Professor Alexei Yurchak Awarded Russian Book Prize
Associate Professor of Anthropology Alexei Yurchak has been awarded the the 2015 Prosvetitel (or Enlightener) Prize, the most prestigious Russian literary award for works of nonfiction.
Two areas of nonfiction are recognized by the Prosvetitel award: one for exact sciences (math, physics, biology, evolution, etc.) and one for humanitarian sciences or humanities (history, literary studies, and anthropology). His book received the humanities award.
While an Assistant Professor in 2003-04, Yurchak was a Townsend Faculty Fellow, and subsequently went on to publish his book, Everything Was Forever Until It Was No More (Princeton, 2007), which received the Wayne Vucinic Book Award for best book of the year from American Society for Eastern European, Eurasian and Slavic Studies (ASEEES).
Reviewing this volume, Sheila Fitzpatrick of the London Review of Books writes,
Anthropologists usually get their information by talking to people, but if the information you want is about the past this technique doesn’t work: by definition, Russians are not talking Soviet anymore. So Yurchak had to become a quasi-historian and look for documentation of past ways of talking, which he did quite ingeniously.

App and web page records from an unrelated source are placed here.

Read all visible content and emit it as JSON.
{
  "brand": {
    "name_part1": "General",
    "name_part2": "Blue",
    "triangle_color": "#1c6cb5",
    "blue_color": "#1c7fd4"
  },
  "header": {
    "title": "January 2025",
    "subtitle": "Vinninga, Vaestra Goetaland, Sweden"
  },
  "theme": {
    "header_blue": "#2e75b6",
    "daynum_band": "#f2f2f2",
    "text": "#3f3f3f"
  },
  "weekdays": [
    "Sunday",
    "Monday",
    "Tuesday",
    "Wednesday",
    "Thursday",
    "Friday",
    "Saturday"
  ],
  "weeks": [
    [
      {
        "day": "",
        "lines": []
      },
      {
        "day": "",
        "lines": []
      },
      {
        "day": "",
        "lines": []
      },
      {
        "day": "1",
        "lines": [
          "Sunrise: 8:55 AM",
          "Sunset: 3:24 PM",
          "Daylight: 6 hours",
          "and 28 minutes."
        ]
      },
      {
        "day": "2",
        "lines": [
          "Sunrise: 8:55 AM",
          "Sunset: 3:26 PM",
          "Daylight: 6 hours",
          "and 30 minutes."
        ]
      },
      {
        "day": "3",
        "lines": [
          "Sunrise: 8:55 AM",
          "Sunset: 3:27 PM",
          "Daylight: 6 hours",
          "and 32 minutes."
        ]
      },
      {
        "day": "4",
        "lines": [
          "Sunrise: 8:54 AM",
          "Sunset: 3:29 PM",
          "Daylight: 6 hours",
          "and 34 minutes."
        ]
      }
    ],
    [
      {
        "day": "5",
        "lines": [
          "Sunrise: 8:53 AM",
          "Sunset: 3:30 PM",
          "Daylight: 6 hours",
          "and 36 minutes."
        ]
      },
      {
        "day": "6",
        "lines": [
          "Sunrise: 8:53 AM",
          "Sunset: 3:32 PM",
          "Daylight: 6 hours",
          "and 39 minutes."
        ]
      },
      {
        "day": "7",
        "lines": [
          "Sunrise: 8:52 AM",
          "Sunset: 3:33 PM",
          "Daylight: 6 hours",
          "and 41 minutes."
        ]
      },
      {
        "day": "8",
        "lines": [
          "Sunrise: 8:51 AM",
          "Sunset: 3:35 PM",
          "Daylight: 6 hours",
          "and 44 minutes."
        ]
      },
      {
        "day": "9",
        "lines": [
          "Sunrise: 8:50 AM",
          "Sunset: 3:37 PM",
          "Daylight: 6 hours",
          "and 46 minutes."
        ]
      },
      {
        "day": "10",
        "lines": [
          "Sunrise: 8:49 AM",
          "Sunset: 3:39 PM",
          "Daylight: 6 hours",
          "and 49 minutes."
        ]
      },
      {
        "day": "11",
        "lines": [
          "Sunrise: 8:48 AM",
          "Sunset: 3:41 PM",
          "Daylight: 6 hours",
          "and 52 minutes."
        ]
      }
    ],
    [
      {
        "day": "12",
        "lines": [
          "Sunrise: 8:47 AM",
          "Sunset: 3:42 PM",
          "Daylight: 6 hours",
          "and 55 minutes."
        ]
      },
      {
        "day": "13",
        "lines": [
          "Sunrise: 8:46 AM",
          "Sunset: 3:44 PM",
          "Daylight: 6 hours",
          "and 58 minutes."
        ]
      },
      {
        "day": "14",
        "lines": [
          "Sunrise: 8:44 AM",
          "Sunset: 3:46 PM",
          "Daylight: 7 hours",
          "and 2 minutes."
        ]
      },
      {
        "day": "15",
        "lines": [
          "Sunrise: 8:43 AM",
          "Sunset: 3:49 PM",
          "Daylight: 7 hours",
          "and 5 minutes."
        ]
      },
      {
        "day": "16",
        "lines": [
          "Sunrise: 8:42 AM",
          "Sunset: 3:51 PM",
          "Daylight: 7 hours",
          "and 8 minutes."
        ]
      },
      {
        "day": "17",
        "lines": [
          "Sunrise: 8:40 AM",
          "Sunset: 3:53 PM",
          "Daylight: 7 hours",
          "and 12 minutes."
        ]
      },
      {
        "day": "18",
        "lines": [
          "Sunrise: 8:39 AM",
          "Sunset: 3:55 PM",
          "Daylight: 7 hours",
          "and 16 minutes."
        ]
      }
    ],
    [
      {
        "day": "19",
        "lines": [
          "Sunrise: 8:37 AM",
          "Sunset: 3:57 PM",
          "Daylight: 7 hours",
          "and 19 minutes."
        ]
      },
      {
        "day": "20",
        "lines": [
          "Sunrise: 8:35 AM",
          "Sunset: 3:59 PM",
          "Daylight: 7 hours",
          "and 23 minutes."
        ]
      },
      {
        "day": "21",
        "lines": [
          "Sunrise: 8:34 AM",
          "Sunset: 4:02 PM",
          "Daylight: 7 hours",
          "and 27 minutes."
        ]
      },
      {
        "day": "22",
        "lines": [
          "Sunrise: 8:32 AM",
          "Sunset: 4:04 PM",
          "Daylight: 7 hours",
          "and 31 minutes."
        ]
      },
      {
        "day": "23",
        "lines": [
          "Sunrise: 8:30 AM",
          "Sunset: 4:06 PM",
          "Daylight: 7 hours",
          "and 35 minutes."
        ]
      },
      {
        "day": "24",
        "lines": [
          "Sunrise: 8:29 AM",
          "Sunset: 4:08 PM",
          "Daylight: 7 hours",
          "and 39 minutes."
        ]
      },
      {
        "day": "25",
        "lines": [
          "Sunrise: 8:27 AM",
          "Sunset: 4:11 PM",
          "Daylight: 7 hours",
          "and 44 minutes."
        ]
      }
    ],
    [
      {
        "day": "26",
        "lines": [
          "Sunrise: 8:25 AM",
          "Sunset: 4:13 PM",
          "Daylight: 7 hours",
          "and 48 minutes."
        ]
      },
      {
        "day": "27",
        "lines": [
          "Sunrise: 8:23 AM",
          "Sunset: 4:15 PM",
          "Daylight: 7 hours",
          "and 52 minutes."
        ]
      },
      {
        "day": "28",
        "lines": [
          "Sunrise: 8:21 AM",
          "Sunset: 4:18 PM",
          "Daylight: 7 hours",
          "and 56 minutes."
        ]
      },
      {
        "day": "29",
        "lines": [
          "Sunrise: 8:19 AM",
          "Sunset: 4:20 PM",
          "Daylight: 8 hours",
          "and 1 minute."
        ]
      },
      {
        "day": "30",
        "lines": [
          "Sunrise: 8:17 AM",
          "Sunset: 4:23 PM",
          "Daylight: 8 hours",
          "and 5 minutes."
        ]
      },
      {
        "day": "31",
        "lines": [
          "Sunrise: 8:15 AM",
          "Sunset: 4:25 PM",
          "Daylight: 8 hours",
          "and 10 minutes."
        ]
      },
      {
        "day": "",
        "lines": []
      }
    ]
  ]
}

‘The last Soviet generation’ is Yurchak’s own, which means that the book, despite its disguise as Western theoretically-informed anthropology, has a submerged relationship to a favourite Russian genre, the ‘history of my generation’, non-confessional autobiography that tells the story of a milieu rather than a person.
His book was rewritten and expanded considerably in Russian, and published under the title Ėto bylo navsegda, poka ne konchilosʹ : poslednee sovetskoe pokolenie in 2014 (Moskva: Novoe literaturnoe obozrenie).
Yurchak received his award at a ceremony in Moscow in November 2015.